*ENTRIES PROVIDED:*
━━━
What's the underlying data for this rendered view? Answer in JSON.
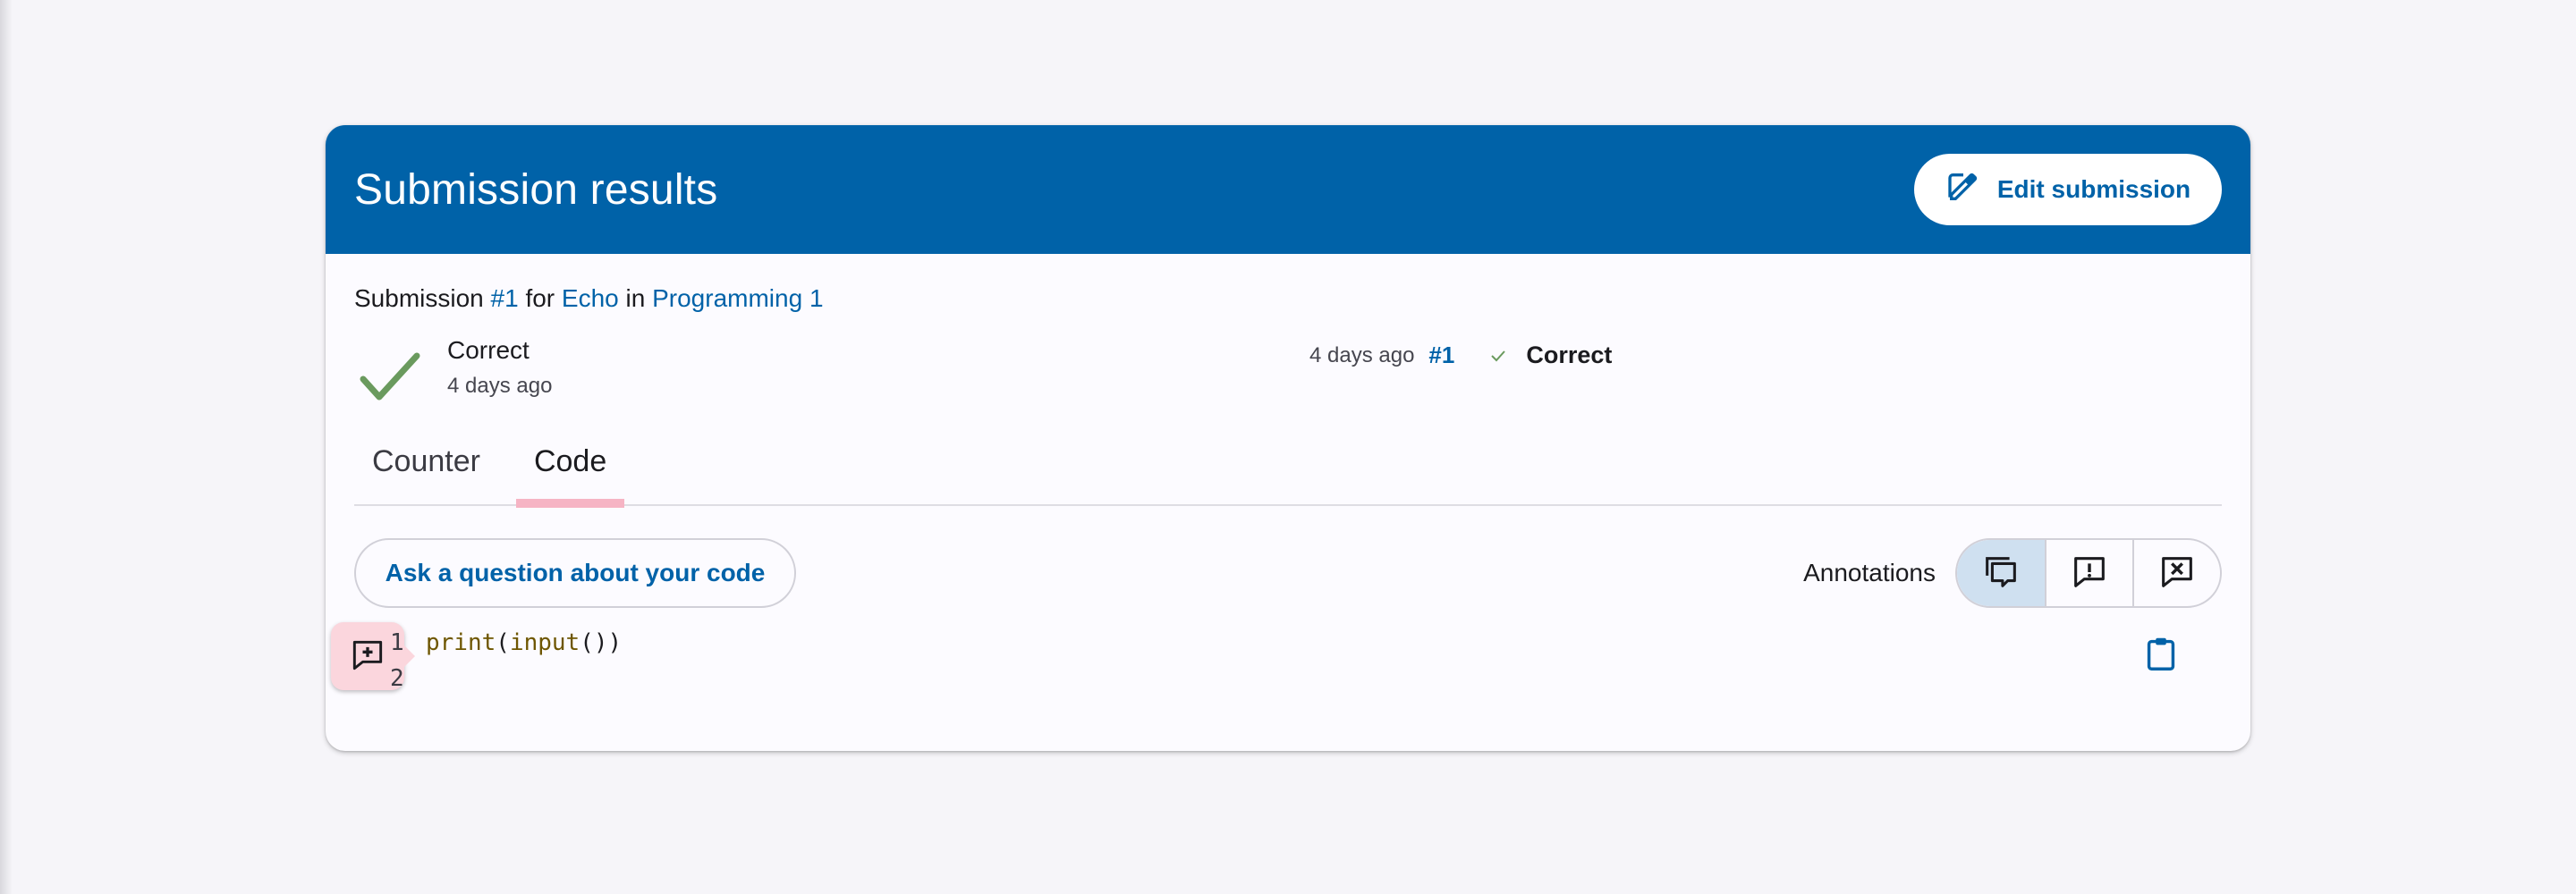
{
  "colors": {
    "brand": "#0062a8",
    "success": "#6a9a5e",
    "tab_indicator": "#f6b4c4",
    "annotation_add": "#fbd6dd"
  },
  "header": {
    "title": "Submission results",
    "edit_label": "Edit submission"
  },
  "submission": {
    "prefix": "Submission",
    "number": "#1",
    "for": "for",
    "exercise": "Echo",
    "in": "in",
    "course": "Programming 1"
  },
  "status": {
    "label": "Correct",
    "time": "4 days ago"
  },
  "history": {
    "time": "4 days ago",
    "number": "#1",
    "result": "Correct"
  },
  "tabs": [
    {
      "label": "Counter"
    },
    {
      "label": "Code"
    }
  ],
  "actions": {
    "ask_label": "Ask a question about your code"
  },
  "annotations": {
    "label": "Annotations",
    "modes": [
      "show-all-icon",
      "show-important-icon",
      "hide-all-icon"
    ]
  },
  "code": {
    "lines": [
      {
        "number": "1",
        "fn1": "print",
        "p1": "(",
        "fn2": "input",
        "p2": "())"
      },
      {
        "number": "2"
      }
    ]
  }
}
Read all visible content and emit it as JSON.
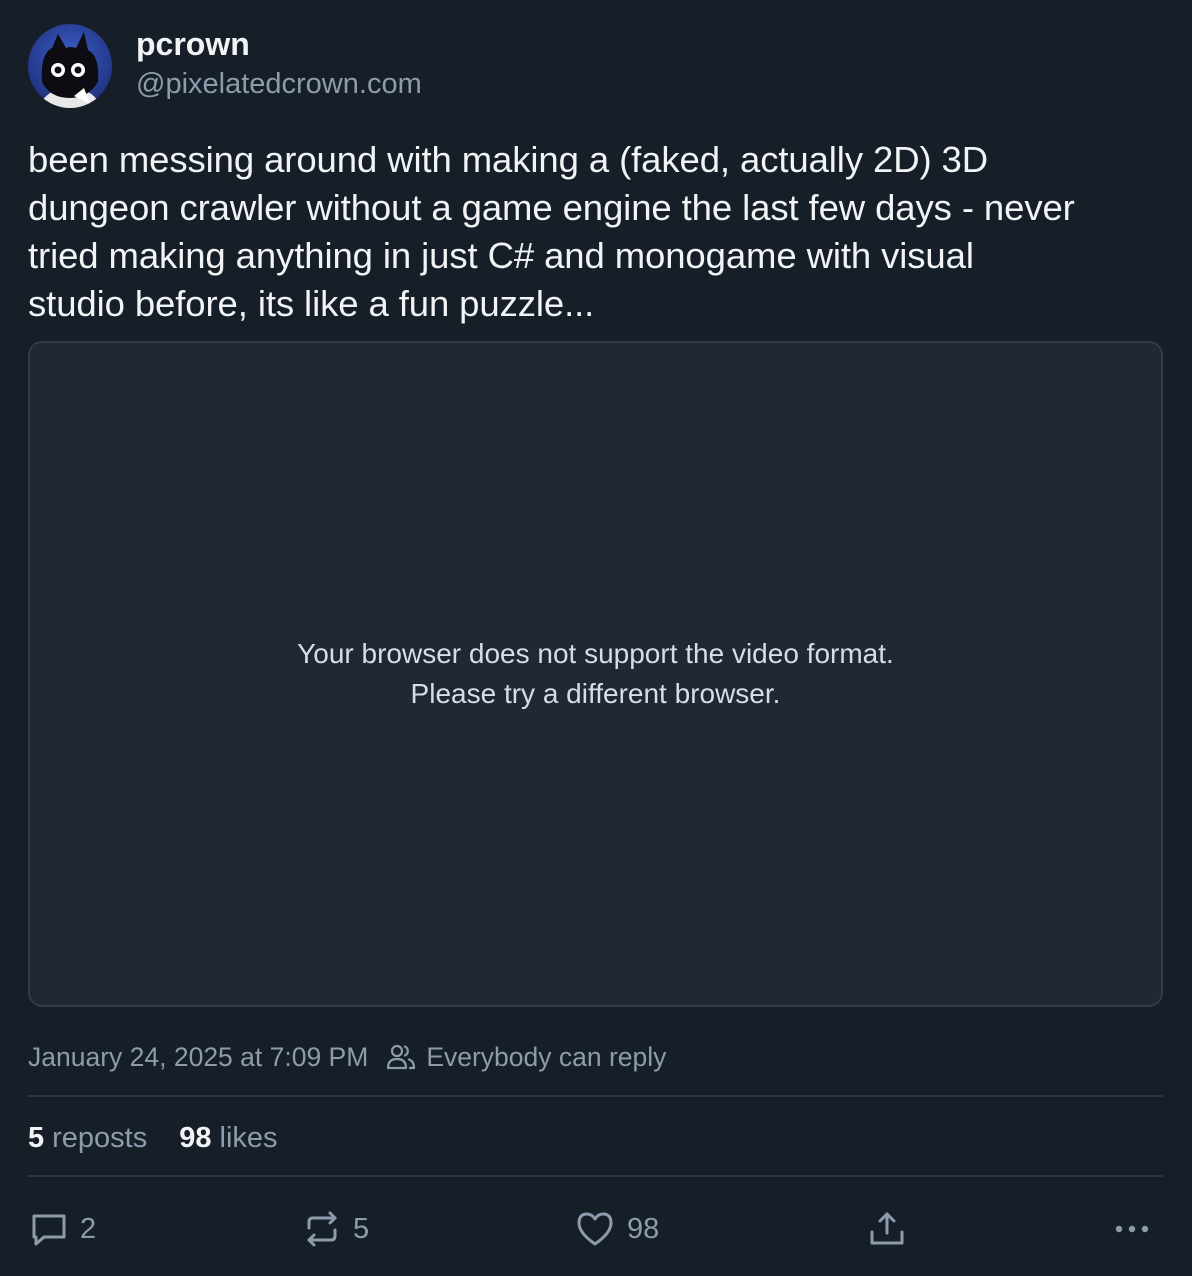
{
  "author": {
    "display_name": "pcrown",
    "handle": "@pixelatedcrown.com",
    "avatar_icon": "cat-avatar-icon"
  },
  "post": {
    "text": "been messing around with making a (faked, actually 2D) 3D\ndungeon crawler without a game engine the last few days - never\ntried making anything in just C# and monogame with visual\nstudio before, its like a fun puzzle..."
  },
  "video": {
    "message": "Your browser does not support the video format. Please try a different browser."
  },
  "meta": {
    "timestamp": "January 24, 2025 at 7:09 PM",
    "reply_setting": "Everybody can reply"
  },
  "stats": {
    "reposts_count": "5",
    "reposts_label": "reposts",
    "likes_count": "98",
    "likes_label": "likes"
  },
  "actions": {
    "reply_count": "2",
    "repost_count": "5",
    "like_count": "98"
  },
  "colors": {
    "background": "#161e27",
    "text_primary": "#f1f3f5",
    "text_muted": "#8d9cad",
    "video_bg": "#1f2833",
    "border": "#2e3b49"
  }
}
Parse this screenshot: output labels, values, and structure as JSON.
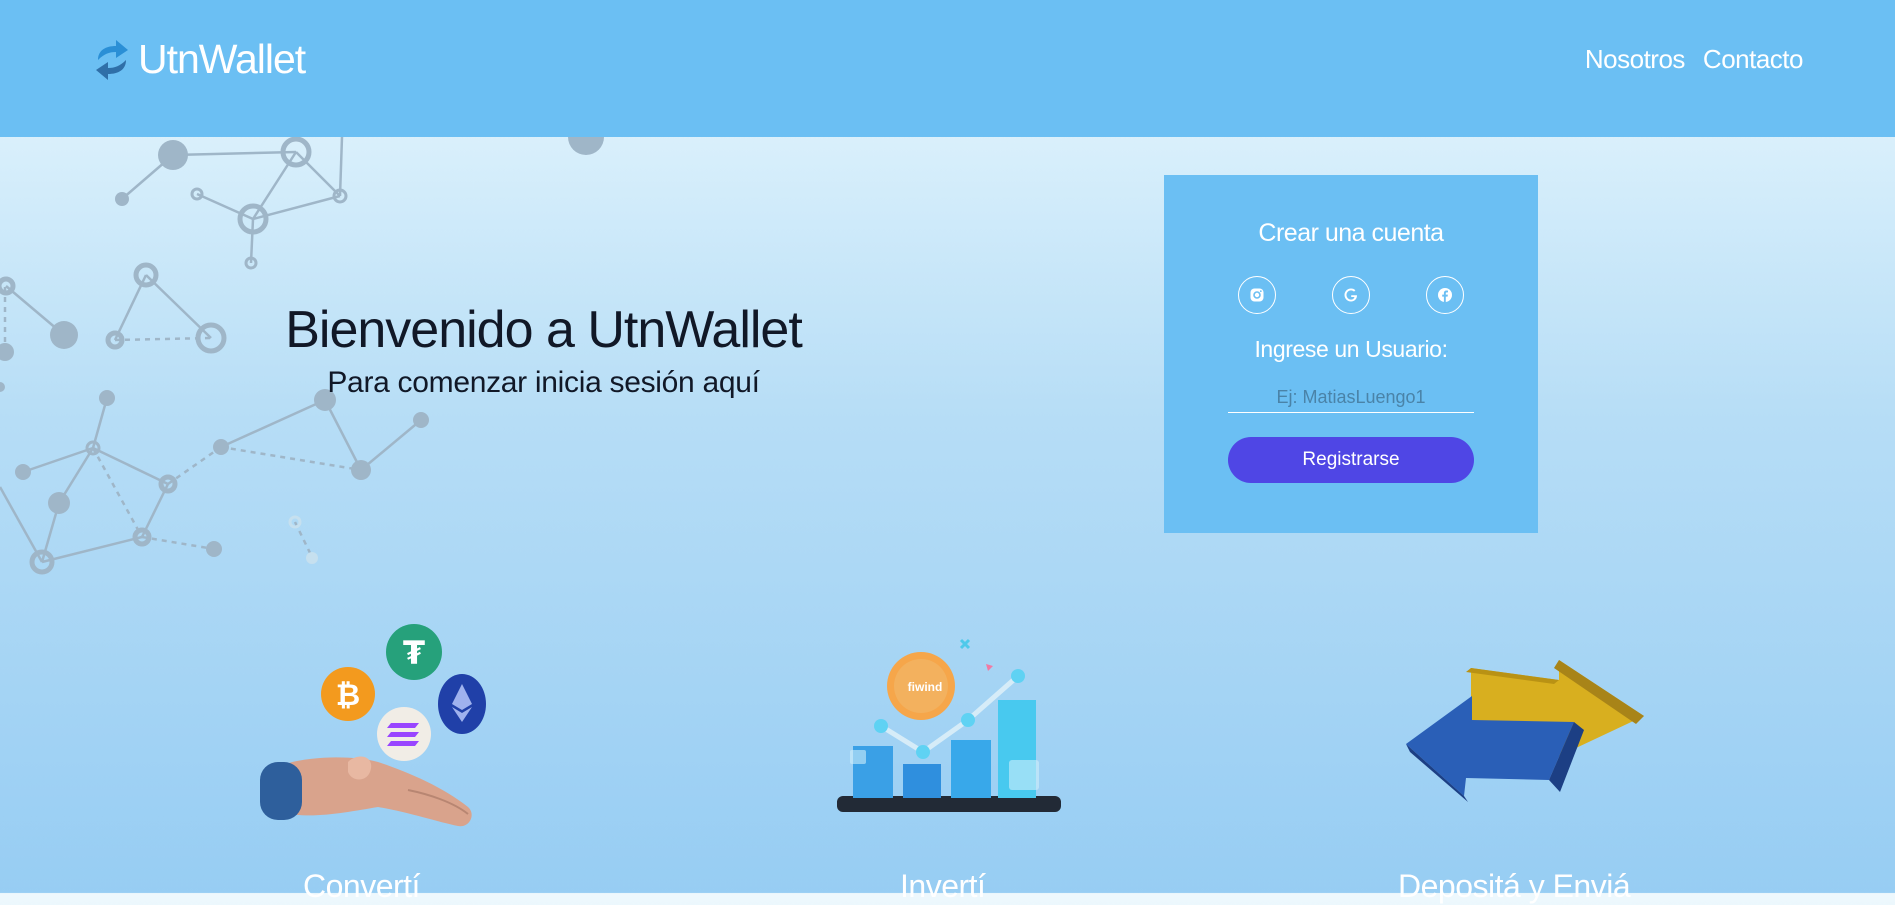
{
  "header": {
    "brand": "UtnWallet",
    "nav": [
      {
        "label": "Nosotros"
      },
      {
        "label": "Contacto"
      }
    ]
  },
  "hero": {
    "title": "Bienvenido a UtnWallet",
    "subtitle": "Para comenzar inicia sesión aquí"
  },
  "signup": {
    "title": "Crear una cuenta",
    "socials": [
      "instagram-icon",
      "google-icon",
      "facebook-icon"
    ],
    "user_label": "Ingrese un Usuario:",
    "user_placeholder": "Ej: MatiasLuengo1",
    "user_value": "",
    "register_label": "Registrarse"
  },
  "features": [
    {
      "title": "Convertí",
      "icon": "crypto-coins-hand"
    },
    {
      "title": "Invertí",
      "icon": "growth-chart-coin",
      "coin_text": "fiwind"
    },
    {
      "title": "Depositá y Enviá",
      "icon": "transfer-arrows"
    }
  ],
  "colors": {
    "header_bg": "#6bbff3",
    "card_bg": "#6bbff3",
    "button_bg": "#4f46e5",
    "text_dark": "#111827"
  }
}
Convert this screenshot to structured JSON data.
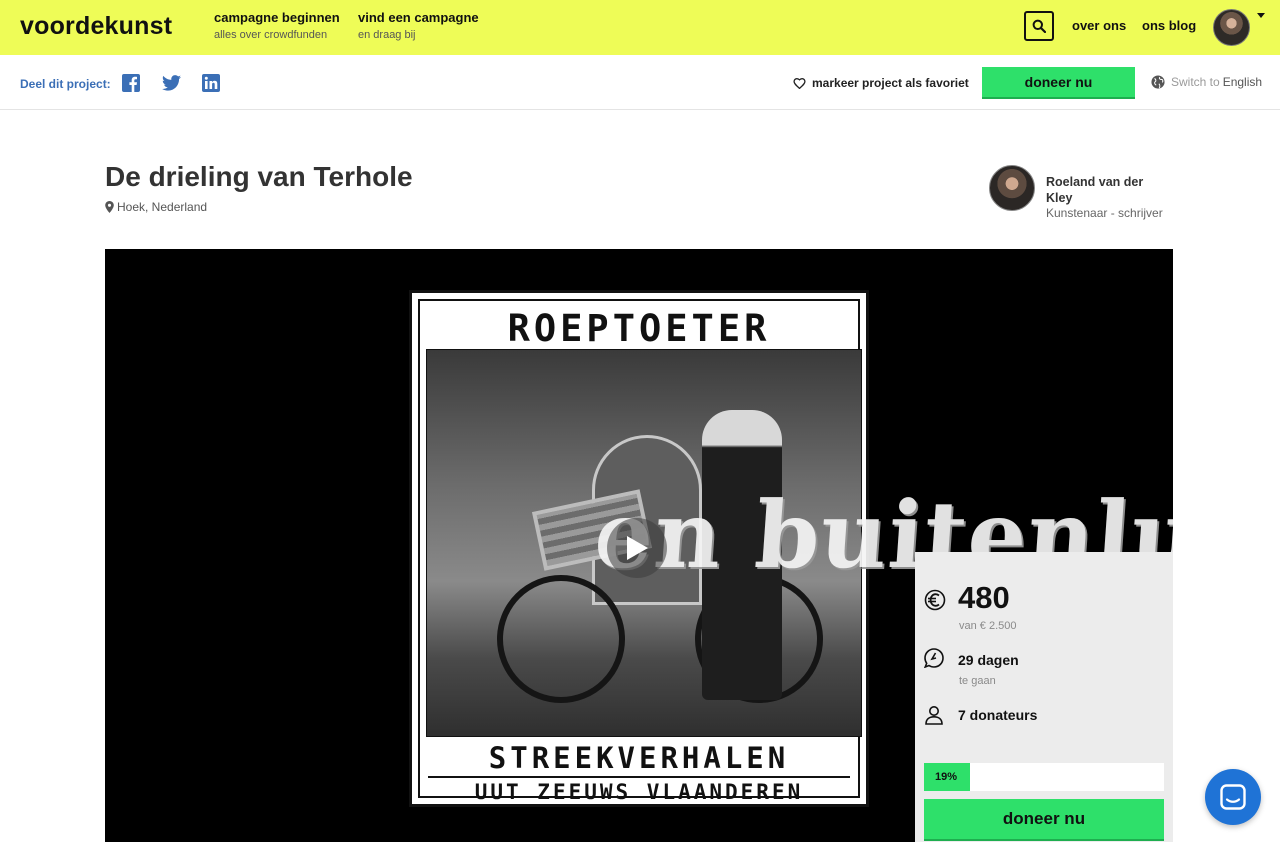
{
  "header": {
    "logo": "voordekunst",
    "nav": [
      {
        "main": "campagne beginnen",
        "sub": "alles over crowdfunden"
      },
      {
        "main": "vind een campagne",
        "sub": "en draag bij"
      }
    ],
    "links": [
      "over ons",
      "ons blog"
    ],
    "icons": {
      "search": "search-icon",
      "caret": "chevron-down-icon"
    }
  },
  "sharebar": {
    "label": "Deel dit project:",
    "socials": [
      "facebook-icon",
      "twitter-icon",
      "linkedin-icon"
    ],
    "favorite_label": "markeer project als favoriet",
    "donate_label": "doneer nu",
    "lang_prefix": "Switch to",
    "lang_target": "English"
  },
  "project": {
    "title": "De drieling van Terhole",
    "location": "Hoek, Nederland",
    "creator": {
      "name": "Roeland van der Kley",
      "role": "Kunstenaar - schrijver"
    }
  },
  "video": {
    "poster_top": "ROEPTOETER",
    "poster_bottom_1": "STREEKVERHALEN",
    "poster_bottom_2": "UUT ZEEUWS VLAANDEREN",
    "overlay_text": "en buitenlui"
  },
  "stats": {
    "raised": "480",
    "goal": "van € 2.500",
    "days": "29 dagen",
    "days_sub": "te gaan",
    "donors": "7 donateurs",
    "progress_label": "19%",
    "progress_fraction": 0.19,
    "donate_label": "doneer nu"
  },
  "colors": {
    "topbar": "#eefc57",
    "accent_green": "#2ee06a",
    "link_blue": "#3b6fb6",
    "chat_blue": "#1f73d6"
  }
}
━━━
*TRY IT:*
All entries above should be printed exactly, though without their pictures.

*EXERCISE OUTPUT:*
What's the underlying data for this rendered view? Answer in JSON.
{
  "colors": {
    "brand": "#0062a8",
    "success": "#6a9a5e",
    "tab_indicator": "#f6b4c4",
    "annotation_add": "#fbd6dd"
  },
  "header": {
    "title": "Submission results",
    "edit_label": "Edit submission"
  },
  "submission": {
    "prefix": "Submission",
    "number": "#1",
    "for": "for",
    "exercise": "Echo",
    "in": "in",
    "course": "Programming 1"
  },
  "status": {
    "label": "Correct",
    "time": "4 days ago"
  },
  "history": {
    "time": "4 days ago",
    "number": "#1",
    "result": "Correct"
  },
  "tabs": [
    {
      "label": "Counter"
    },
    {
      "label": "Code"
    }
  ],
  "actions": {
    "ask_label": "Ask a question about your code"
  },
  "annotations": {
    "label": "Annotations",
    "modes": [
      "show-all-icon",
      "show-important-icon",
      "hide-all-icon"
    ]
  },
  "code": {
    "lines": [
      {
        "number": "1",
        "fn1": "print",
        "p1": "(",
        "fn2": "input",
        "p2": "())"
      },
      {
        "number": "2"
      }
    ]
  }
}
Read all visible content and emit it as JSON.
{
  "author": {
    "display_name": "pcrown",
    "handle": "@pixelatedcrown.com",
    "avatar_icon": "cat-avatar-icon"
  },
  "post": {
    "text": "been messing around with making a (faked, actually 2D) 3D\ndungeon crawler without a game engine the last few days - never\ntried making anything in just C# and monogame with visual\nstudio before, its like a fun puzzle..."
  },
  "video": {
    "message": "Your browser does not support the video format. Please try a different browser."
  },
  "meta": {
    "timestamp": "January 24, 2025 at 7:09 PM",
    "reply_setting": "Everybody can reply"
  },
  "stats": {
    "reposts_count": "5",
    "reposts_label": "reposts",
    "likes_count": "98",
    "likes_label": "likes"
  },
  "actions": {
    "reply_count": "2",
    "repost_count": "5",
    "like_count": "98"
  },
  "colors": {
    "background": "#161e27",
    "text_primary": "#f1f3f5",
    "text_muted": "#8d9cad",
    "video_bg": "#1f2833",
    "border": "#2e3b49"
  }
}
Parse this screenshot: output labels, values, and structure as JSON.
{
  "header": {
    "brand": "UtnWallet",
    "nav": [
      {
        "label": "Nosotros"
      },
      {
        "label": "Contacto"
      }
    ]
  },
  "hero": {
    "title": "Bienvenido a UtnWallet",
    "subtitle": "Para comenzar inicia sesión aquí"
  },
  "signup": {
    "title": "Crear una cuenta",
    "socials": [
      "instagram-icon",
      "google-icon",
      "facebook-icon"
    ],
    "user_label": "Ingrese un Usuario:",
    "user_placeholder": "Ej: MatiasLuengo1",
    "user_value": "",
    "register_label": "Registrarse"
  },
  "features": [
    {
      "title": "Convertí",
      "icon": "crypto-coins-hand"
    },
    {
      "title": "Invertí",
      "icon": "growth-chart-coin",
      "coin_text": "fiwind"
    },
    {
      "title": "Depositá y Enviá",
      "icon": "transfer-arrows"
    }
  ],
  "colors": {
    "header_bg": "#6bbff3",
    "card_bg": "#6bbff3",
    "button_bg": "#4f46e5",
    "text_dark": "#111827"
  }
}
Convert this screenshot to structured JSON data.
{
  "header": {
    "logo": "voordekunst",
    "nav": [
      {
        "main": "campagne beginnen",
        "sub": "alles over crowdfunden"
      },
      {
        "main": "vind een campagne",
        "sub": "en draag bij"
      }
    ],
    "links": [
      "over ons",
      "ons blog"
    ],
    "icons": {
      "search": "search-icon",
      "caret": "chevron-down-icon"
    }
  },
  "sharebar": {
    "label": "Deel dit project:",
    "socials": [
      "facebook-icon",
      "twitter-icon",
      "linkedin-icon"
    ],
    "favorite_label": "markeer project als favoriet",
    "donate_label": "doneer nu",
    "lang_prefix": "Switch to",
    "lang_target": "English"
  },
  "project": {
    "title": "De drieling van Terhole",
    "location": "Hoek, Nederland",
    "creator": {
      "name": "Roeland van der Kley",
      "role": "Kunstenaar - schrijver"
    }
  },
  "video": {
    "poster_top": "ROEPTOETER",
    "poster_bottom_1": "STREEKVERHALEN",
    "poster_bottom_2": "UUT ZEEUWS VLAANDEREN",
    "overlay_text": "en buitenlui"
  },
  "stats": {
    "raised": "480",
    "goal": "van € 2.500",
    "days": "29 dagen",
    "days_sub": "te gaan",
    "donors": "7 donateurs",
    "progress_label": "19%",
    "progress_fraction": 0.19,
    "donate_label": "doneer nu"
  },
  "colors": {
    "topbar": "#eefc57",
    "accent_green": "#2ee06a",
    "link_blue": "#3b6fb6",
    "chat_blue": "#1f73d6"
  }
}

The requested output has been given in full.